Exercise prompt:
The answer must consist of every line from the entries that holds the word "percent".

Data:
┌──
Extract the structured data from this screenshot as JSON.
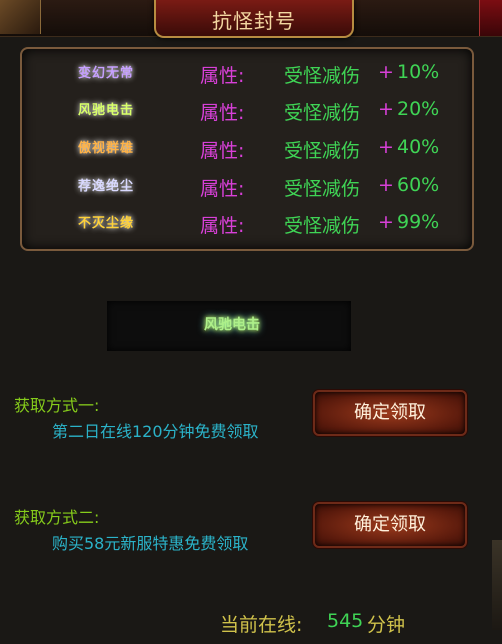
{
  "header": {
    "title": "抗怪封号"
  },
  "titles": [
    {
      "name": "变幻无常",
      "attribute_label": "属性:",
      "attribute_name": "受怪减伤",
      "plus": "+",
      "percent": "10%",
      "color": "#c6a0ff"
    },
    {
      "name": "风驰电击",
      "attribute_label": "属性:",
      "attribute_name": "受怪减伤",
      "plus": "+",
      "percent": "20%",
      "color": "#d8ff6a"
    },
    {
      "name": "傲视群雄",
      "attribute_label": "属性:",
      "attribute_name": "受怪减伤",
      "plus": "+",
      "percent": "40%",
      "color": "#ffb347"
    },
    {
      "name": "荐逸绝尘",
      "attribute_label": "属性:",
      "attribute_name": "受怪减伤",
      "plus": "+",
      "percent": "60%",
      "color": "#d9d9ff"
    },
    {
      "name": "不灭尘缘",
      "attribute_label": "属性:",
      "attribute_name": "受怪减伤",
      "plus": "+",
      "percent": "99%",
      "color": "#ffd23a"
    }
  ],
  "preview": {
    "name": "风驰电击"
  },
  "methods": [
    {
      "label": "获取方式一:",
      "desc": "第二日在线120分钟免费领取",
      "button": "确定领取"
    },
    {
      "label": "获取方式二:",
      "desc": "购买58元新服特惠免费领取",
      "button": "确定领取"
    }
  ],
  "online": {
    "label": "当前在线:",
    "value": "545",
    "unit": "分钟"
  },
  "colors": {
    "attribute": "#d840d8",
    "value": "#3fd455",
    "method_label": "#86cc1b",
    "method_desc": "#2bb3c9",
    "button_bg": "#7a2a14"
  }
}
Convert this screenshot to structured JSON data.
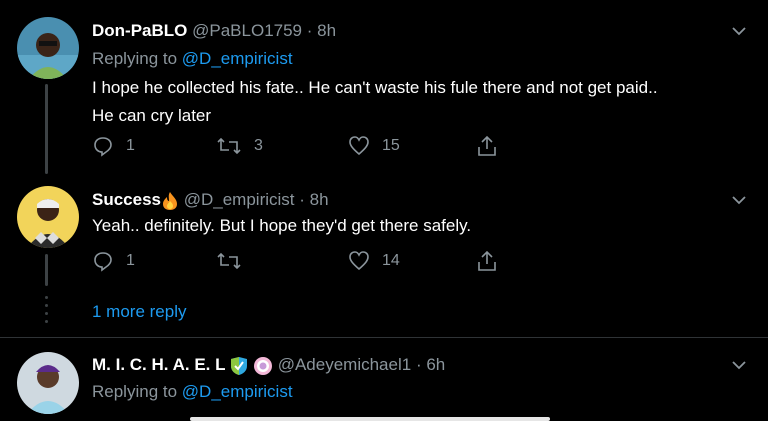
{
  "tweets": [
    {
      "name": "Don-PaBLO",
      "handle": "@PaBLO1759",
      "time": "· 8h",
      "replying_prefix": "Replying to ",
      "replying_to": "@D_empiricist",
      "text_line1": "I hope he collected his fate.. He can't waste his fule there and not get paid..",
      "text_line2": "He can cry later",
      "replies": "1",
      "retweets": "3",
      "likes": "15"
    },
    {
      "name": "Success",
      "name_emoji": "fire-icon",
      "handle": "@D_empiricist",
      "time": "· 8h",
      "text_line1": "Yeah.. definitely. But I hope they'd get there safely.",
      "replies": "1",
      "retweets": "",
      "likes": "14"
    },
    {
      "name": "M. I. C. H. A. E. L",
      "name_emoji": "check-badge-icon",
      "handle": "@Adeyemichael1",
      "time": "· 6h",
      "replying_prefix": "Replying to ",
      "replying_to": "@D_empiricist"
    }
  ],
  "more_replies": "1 more reply",
  "colors": {
    "accent": "#1d9bf0",
    "muted": "#8b959c",
    "background": "#000000"
  }
}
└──
Answer to this task:
      "percent": "10%",
      "percent": "20%",
      "percent": "40%",
      "percent": "60%",
      "percent": "99%",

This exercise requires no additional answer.